The impact of Hurricane Ian, as witnessed on the last two days of September, is not reflected in the September 2022 Market Report by the Naples Area Board of REALTORS® (NABOR®),
which tracks home listings and sales within Collier County (excluding Marco Island). Given this, September’s data showed a predictable pattern of slow closed and pending sales with a slight increase in inventory, which is traditionally the case in historically stable Septembers. While the report captured activity prior to Hurricane Ian’s arrival, broker analysts who reviewed the report on October 18th are confident Naples’ recovery will be swift and the resiliency of its home values will be protected.
“There is indeed significant loss, yet the full scope of [the hurricane’s] impact was limited to a specific area along the coast and tributaries [in Collier County],” said Budge Huskey, CEO, Premier Sotheby’s International Realty. “Such an event always brings with it a rebuilding boom, and most people will make the decision to restore and improve rather than exit the area. It’s remarkable how quickly progress is being made each and every day.”
Mike Hughes, Vice President and General Manager for Downing-Frye Realty, Inc., added that “Unlike Hurricane Irma, Hurricane Ian was not a severe wind event so roughly 80 percent of the county was not severely affected except for landscaping debris cleanup.”
Not surprising, several broker analysts said there has been an increase in buyer interest for homes in communities east of U.S. 41 since the storm. Adam Vellano, a Naples Sales Manager at Compass Florida, remarked that, “Some homes have been withdrawn from the MLS, some have been terminated, but there’s also been a steady flow of new listings in these last two weeks.”
Obviously, some properties in Naples that experienced damage from the hurricane will come off the market because they will need to be assessed by insurance adjusters and undergo repairs. But unlike harder hit Lee and Charlotte counties, very few properties in Collier County were destroyed.

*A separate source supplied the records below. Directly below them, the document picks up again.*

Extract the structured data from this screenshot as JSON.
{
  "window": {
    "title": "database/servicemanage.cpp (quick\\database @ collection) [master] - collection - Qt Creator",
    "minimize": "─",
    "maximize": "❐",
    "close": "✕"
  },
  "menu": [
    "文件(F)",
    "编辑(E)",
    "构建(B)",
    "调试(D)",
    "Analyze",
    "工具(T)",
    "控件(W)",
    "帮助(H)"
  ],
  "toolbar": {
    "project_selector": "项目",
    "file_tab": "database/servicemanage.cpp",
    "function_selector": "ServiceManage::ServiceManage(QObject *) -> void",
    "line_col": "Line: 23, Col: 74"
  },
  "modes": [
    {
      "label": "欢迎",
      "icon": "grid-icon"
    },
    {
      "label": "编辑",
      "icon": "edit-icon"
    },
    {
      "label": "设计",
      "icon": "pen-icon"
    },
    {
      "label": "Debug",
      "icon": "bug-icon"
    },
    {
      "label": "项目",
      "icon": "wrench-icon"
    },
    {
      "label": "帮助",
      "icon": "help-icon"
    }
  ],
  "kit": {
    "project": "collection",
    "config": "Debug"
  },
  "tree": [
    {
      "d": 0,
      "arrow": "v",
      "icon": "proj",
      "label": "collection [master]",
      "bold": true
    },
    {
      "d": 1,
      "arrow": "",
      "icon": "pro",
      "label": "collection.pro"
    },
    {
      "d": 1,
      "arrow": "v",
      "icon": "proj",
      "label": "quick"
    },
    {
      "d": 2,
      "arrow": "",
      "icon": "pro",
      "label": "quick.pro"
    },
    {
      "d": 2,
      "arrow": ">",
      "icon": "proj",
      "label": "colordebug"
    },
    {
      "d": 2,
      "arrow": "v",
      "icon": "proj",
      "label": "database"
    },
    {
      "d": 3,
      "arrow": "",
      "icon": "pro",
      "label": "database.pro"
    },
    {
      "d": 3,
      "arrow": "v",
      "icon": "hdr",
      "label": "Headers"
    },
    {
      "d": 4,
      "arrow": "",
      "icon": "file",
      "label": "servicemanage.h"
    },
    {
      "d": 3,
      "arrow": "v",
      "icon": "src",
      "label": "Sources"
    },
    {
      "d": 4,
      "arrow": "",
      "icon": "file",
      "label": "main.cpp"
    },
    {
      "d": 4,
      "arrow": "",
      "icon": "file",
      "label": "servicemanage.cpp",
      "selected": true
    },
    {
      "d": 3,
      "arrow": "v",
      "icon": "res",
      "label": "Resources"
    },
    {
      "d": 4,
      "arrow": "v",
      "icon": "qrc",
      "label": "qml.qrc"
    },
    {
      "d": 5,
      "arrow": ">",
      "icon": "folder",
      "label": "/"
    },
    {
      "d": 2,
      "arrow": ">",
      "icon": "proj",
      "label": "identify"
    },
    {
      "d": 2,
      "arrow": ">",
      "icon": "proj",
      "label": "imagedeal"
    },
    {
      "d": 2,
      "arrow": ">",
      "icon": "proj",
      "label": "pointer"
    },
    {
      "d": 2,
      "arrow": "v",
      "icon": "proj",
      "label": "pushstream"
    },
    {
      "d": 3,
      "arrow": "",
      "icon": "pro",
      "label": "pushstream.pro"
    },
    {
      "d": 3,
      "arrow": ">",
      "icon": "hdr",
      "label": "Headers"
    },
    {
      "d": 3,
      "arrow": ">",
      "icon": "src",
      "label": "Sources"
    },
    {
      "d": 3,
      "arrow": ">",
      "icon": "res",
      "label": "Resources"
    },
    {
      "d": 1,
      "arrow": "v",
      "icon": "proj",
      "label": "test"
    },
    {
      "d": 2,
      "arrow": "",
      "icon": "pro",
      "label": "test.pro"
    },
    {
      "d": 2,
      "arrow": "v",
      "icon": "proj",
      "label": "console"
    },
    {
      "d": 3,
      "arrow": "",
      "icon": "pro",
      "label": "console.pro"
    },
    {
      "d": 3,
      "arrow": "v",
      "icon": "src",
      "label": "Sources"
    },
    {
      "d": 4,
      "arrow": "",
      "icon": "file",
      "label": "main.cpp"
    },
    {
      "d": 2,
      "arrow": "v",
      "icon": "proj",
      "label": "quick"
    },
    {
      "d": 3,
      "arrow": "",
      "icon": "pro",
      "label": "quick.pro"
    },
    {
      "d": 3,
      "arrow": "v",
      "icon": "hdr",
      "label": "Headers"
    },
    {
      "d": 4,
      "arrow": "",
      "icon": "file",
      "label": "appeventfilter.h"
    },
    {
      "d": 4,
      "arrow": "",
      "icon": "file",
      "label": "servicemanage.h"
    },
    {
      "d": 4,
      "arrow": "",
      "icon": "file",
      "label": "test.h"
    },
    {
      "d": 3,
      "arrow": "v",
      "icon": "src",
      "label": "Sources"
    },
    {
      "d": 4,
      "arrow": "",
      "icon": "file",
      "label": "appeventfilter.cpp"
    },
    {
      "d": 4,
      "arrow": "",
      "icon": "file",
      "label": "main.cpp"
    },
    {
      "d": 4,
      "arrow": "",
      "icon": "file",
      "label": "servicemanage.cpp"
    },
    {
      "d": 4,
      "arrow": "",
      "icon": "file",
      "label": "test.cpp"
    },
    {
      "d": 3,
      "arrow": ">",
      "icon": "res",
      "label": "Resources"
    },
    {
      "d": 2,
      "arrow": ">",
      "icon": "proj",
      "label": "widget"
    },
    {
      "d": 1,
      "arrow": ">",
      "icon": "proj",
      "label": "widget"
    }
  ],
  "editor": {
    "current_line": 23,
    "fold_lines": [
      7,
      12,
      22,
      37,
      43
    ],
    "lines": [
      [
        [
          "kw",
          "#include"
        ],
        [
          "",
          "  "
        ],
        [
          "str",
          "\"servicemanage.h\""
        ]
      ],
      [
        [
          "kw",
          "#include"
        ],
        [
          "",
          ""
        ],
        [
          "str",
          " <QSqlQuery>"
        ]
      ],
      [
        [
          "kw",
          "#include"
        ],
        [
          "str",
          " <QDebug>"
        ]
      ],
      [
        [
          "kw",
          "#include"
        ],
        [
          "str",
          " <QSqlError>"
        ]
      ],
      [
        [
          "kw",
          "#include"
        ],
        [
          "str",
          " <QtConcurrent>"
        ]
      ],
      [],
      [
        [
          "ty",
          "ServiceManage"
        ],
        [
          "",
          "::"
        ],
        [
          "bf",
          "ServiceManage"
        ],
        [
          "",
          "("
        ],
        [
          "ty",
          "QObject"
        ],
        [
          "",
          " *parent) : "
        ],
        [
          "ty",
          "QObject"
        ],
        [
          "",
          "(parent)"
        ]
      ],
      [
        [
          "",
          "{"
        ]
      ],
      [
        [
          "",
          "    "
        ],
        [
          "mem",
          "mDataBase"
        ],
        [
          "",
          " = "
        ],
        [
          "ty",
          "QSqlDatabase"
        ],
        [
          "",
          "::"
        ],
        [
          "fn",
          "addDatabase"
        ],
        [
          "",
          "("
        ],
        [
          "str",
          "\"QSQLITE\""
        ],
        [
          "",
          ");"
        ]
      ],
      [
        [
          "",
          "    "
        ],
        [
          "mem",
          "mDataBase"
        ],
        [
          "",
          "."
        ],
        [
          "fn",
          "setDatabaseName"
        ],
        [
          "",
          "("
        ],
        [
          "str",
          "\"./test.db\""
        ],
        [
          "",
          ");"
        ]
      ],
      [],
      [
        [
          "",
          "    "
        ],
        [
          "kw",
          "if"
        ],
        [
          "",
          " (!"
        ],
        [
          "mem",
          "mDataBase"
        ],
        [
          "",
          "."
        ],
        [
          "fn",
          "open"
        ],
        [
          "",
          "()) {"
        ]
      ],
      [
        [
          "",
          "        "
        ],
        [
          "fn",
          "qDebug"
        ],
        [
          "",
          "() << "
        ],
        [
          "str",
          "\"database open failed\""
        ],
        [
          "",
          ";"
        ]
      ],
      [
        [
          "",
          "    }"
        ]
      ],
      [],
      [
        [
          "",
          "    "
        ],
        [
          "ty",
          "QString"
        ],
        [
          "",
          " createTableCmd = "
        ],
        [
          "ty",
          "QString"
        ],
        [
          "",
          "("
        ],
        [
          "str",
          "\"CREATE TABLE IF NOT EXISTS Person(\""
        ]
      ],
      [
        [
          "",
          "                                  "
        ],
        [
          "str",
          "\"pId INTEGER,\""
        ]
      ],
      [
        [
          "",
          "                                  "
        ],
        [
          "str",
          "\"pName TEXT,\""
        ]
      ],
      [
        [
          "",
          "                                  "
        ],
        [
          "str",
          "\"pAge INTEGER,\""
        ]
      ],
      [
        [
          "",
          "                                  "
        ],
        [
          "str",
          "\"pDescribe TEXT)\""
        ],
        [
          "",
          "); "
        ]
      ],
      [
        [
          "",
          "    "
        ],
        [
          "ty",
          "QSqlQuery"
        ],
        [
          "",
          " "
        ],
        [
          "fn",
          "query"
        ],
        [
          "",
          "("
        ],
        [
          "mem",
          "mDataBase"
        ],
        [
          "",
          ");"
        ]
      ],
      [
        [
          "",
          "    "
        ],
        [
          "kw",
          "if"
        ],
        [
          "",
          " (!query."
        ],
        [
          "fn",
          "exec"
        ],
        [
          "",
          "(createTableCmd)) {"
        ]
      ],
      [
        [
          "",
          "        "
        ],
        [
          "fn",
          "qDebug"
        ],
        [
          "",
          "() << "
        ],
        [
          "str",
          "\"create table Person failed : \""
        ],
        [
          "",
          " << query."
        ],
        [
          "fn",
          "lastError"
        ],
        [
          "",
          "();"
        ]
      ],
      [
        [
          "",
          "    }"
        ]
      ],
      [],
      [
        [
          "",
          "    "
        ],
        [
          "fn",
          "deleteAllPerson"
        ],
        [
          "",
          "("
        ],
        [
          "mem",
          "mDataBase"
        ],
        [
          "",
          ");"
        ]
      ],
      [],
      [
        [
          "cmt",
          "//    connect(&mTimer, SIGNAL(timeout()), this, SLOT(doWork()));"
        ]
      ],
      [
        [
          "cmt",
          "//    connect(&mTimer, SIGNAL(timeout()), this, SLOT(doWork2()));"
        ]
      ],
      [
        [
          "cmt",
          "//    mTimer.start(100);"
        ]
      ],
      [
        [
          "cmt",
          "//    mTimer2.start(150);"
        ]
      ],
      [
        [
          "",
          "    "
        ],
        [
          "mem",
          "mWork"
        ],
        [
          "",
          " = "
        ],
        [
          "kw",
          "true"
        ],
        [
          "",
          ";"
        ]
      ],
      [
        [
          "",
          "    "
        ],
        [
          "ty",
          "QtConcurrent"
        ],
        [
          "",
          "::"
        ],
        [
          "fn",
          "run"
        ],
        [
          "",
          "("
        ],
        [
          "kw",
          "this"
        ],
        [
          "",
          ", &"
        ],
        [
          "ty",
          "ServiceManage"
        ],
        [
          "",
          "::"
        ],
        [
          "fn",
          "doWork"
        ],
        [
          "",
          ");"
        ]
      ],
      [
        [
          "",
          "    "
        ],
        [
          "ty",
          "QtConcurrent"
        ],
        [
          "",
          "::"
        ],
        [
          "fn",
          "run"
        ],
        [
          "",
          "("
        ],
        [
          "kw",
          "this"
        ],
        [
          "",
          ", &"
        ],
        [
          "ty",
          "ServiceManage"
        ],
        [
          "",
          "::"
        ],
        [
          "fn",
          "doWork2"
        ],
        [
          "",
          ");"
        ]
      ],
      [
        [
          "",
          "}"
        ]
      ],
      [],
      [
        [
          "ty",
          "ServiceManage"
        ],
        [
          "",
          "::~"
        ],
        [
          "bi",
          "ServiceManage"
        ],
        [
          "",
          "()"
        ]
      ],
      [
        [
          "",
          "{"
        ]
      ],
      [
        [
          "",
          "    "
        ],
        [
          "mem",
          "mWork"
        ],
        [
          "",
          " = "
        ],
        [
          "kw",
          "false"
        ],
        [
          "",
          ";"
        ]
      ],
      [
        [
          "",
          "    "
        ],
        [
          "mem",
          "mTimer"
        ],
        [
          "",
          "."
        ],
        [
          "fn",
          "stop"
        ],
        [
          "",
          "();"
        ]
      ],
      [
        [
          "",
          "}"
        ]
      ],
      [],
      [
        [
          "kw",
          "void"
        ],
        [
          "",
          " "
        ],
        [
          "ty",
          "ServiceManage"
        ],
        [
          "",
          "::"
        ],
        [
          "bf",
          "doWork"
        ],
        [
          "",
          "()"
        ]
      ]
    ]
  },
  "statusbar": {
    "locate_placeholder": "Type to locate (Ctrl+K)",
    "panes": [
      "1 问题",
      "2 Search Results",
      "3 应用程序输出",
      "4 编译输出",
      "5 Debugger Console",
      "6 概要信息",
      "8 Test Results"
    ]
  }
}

A considerable number of businesses and properties that experienced the storm’s surge were swift to recover. Major area attractions like the Zoo, popular restaurants and golf courses have already reopened. Vellano added, “If you visit our popular shopping districts today, you’d be hard pressed to recognize we had a major hurricane event two weeks ago.”
Indeed, our county’s hurricane building code standards and quality craftsmanship by local builders helped to greatly reduce the amount of major structural damage in the area. Additionally, drainage improvements to the City and County’s stormwater infrastructure and new flood prevention management ordinances attributed to Naples’ quick recovery efforts.
Molly Lane, Senior Vice President at William Raveis Real Estate, who lived in Connecticut during two major storm flooding events said we might see “FEMA change the base flood elevation on new builds.” Though many spec homes built west of 41 are already 10 feet above sea level and the vast majority appeared to avoid serious flooding during Hurricane Ian.
Broker analysts that reviewed the September 2022 Market Report are concerned national media’s portrayal of the storm’s destruction is influencing the public’s perception of the housing market in Collier County. Hughes said, “A lot of people who visit Naples are assessing their winter plans now. They are trying to figure out whether they should come down and it doesn’t help that our area is part of the media’s narrative when reporting on the hurricane’s destructive effects. It is simply not the case. Naples is well positioned to bounce back, and it will quickly.”
Spencer Haynes, Vice President of Business Development and Broker with John R. Wood Properties, assures the public and NABOR® members that September’s Market Report did not reveal any surprises and that instead of spending time analyzing the report you spend the time helping human service organizations that provide direct recovery support.